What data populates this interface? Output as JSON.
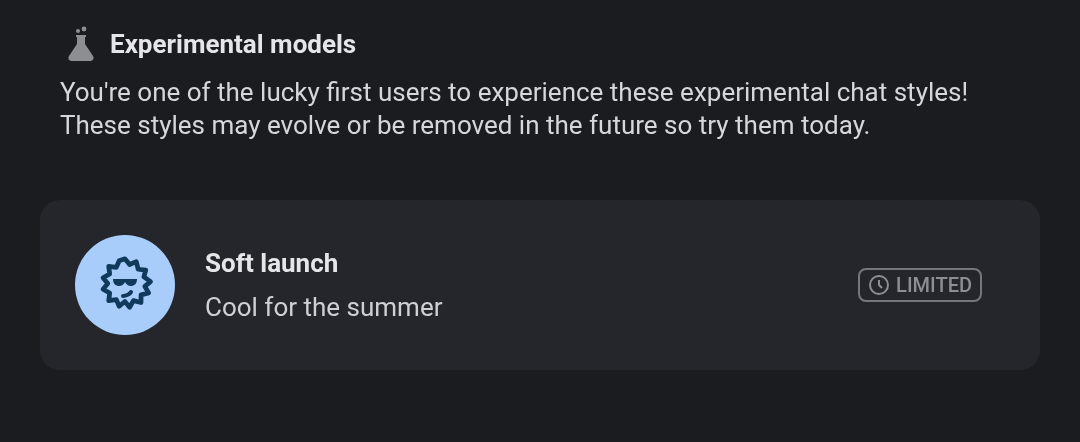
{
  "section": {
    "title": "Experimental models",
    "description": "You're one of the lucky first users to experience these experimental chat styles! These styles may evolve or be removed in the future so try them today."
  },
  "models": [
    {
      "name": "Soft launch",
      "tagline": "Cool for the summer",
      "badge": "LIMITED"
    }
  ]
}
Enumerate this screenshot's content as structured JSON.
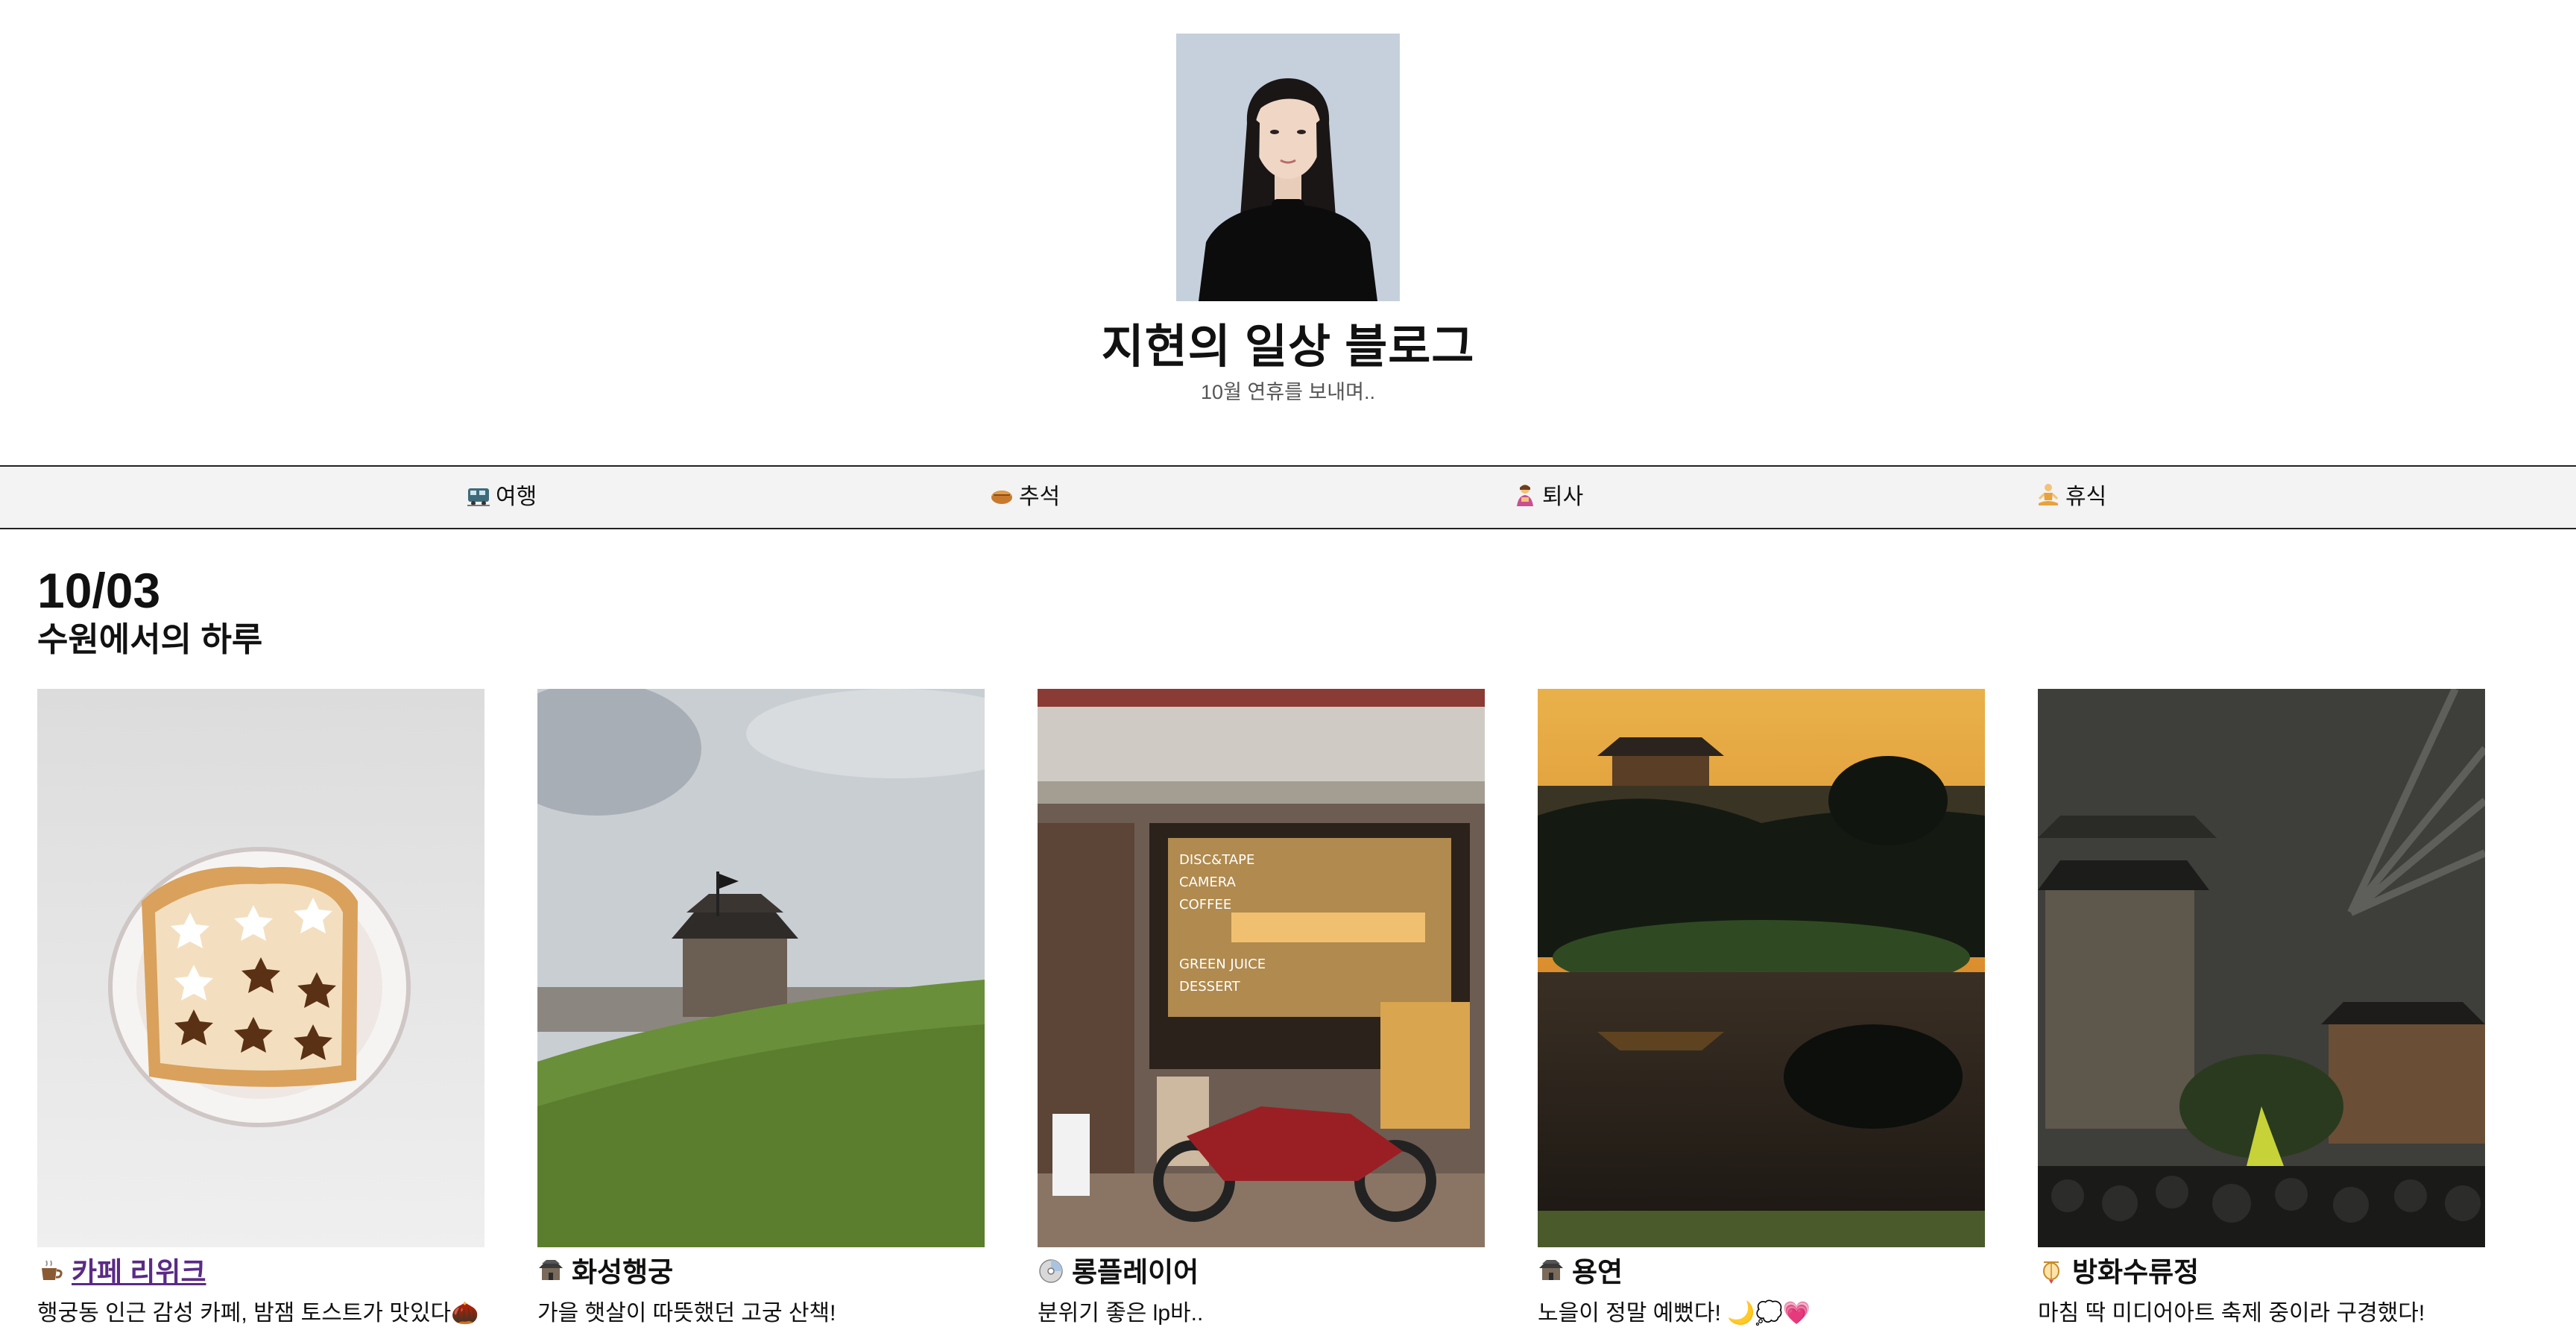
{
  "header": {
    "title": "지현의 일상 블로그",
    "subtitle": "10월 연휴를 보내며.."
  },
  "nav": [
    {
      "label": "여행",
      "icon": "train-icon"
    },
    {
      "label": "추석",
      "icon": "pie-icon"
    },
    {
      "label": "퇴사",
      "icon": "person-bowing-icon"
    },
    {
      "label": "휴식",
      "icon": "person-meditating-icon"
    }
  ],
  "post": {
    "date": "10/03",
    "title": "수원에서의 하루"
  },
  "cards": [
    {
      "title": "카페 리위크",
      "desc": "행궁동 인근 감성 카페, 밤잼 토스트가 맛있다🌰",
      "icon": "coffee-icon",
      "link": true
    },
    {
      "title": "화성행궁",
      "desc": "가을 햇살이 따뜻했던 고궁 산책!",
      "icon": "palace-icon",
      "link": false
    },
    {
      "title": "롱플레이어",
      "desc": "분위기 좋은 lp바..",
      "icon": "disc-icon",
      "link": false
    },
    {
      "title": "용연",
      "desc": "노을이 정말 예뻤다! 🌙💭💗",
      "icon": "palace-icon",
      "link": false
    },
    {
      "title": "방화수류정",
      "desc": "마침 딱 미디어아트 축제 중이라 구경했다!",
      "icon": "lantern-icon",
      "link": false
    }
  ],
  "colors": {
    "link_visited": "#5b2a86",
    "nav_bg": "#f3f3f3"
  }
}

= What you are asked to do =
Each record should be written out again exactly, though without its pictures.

= Task solution =
What data populates this interface? Output as JSON.
{
  "section": {
    "title": "Experimental models",
    "description": "You're one of the lucky first users to experience these experimental chat styles! These styles may evolve or be removed in the future so try them today."
  },
  "models": [
    {
      "name": "Soft launch",
      "tagline": "Cool for the summer",
      "badge": "LIMITED"
    }
  ]
}
Enumerate this screenshot's content as structured JSON.
{
  "header": {
    "title": "지현의 일상 블로그",
    "subtitle": "10월 연휴를 보내며.."
  },
  "nav": [
    {
      "label": "여행",
      "icon": "train-icon"
    },
    {
      "label": "추석",
      "icon": "pie-icon"
    },
    {
      "label": "퇴사",
      "icon": "person-bowing-icon"
    },
    {
      "label": "휴식",
      "icon": "person-meditating-icon"
    }
  ],
  "post": {
    "date": "10/03",
    "title": "수원에서의 하루"
  },
  "cards": [
    {
      "title": "카페 리위크",
      "desc": "행궁동 인근 감성 카페, 밤잼 토스트가 맛있다🌰",
      "icon": "coffee-icon",
      "link": true
    },
    {
      "title": "화성행궁",
      "desc": "가을 햇살이 따뜻했던 고궁 산책!",
      "icon": "palace-icon",
      "link": false
    },
    {
      "title": "롱플레이어",
      "desc": "분위기 좋은 lp바..",
      "icon": "disc-icon",
      "link": false
    },
    {
      "title": "용연",
      "desc": "노을이 정말 예뻤다! 🌙💭💗",
      "icon": "palace-icon",
      "link": false
    },
    {
      "title": "방화수류정",
      "desc": "마침 딱 미디어아트 축제 중이라 구경했다!",
      "icon": "lantern-icon",
      "link": false
    }
  ],
  "colors": {
    "link_visited": "#5b2a86",
    "nav_bg": "#f3f3f3"
  }
}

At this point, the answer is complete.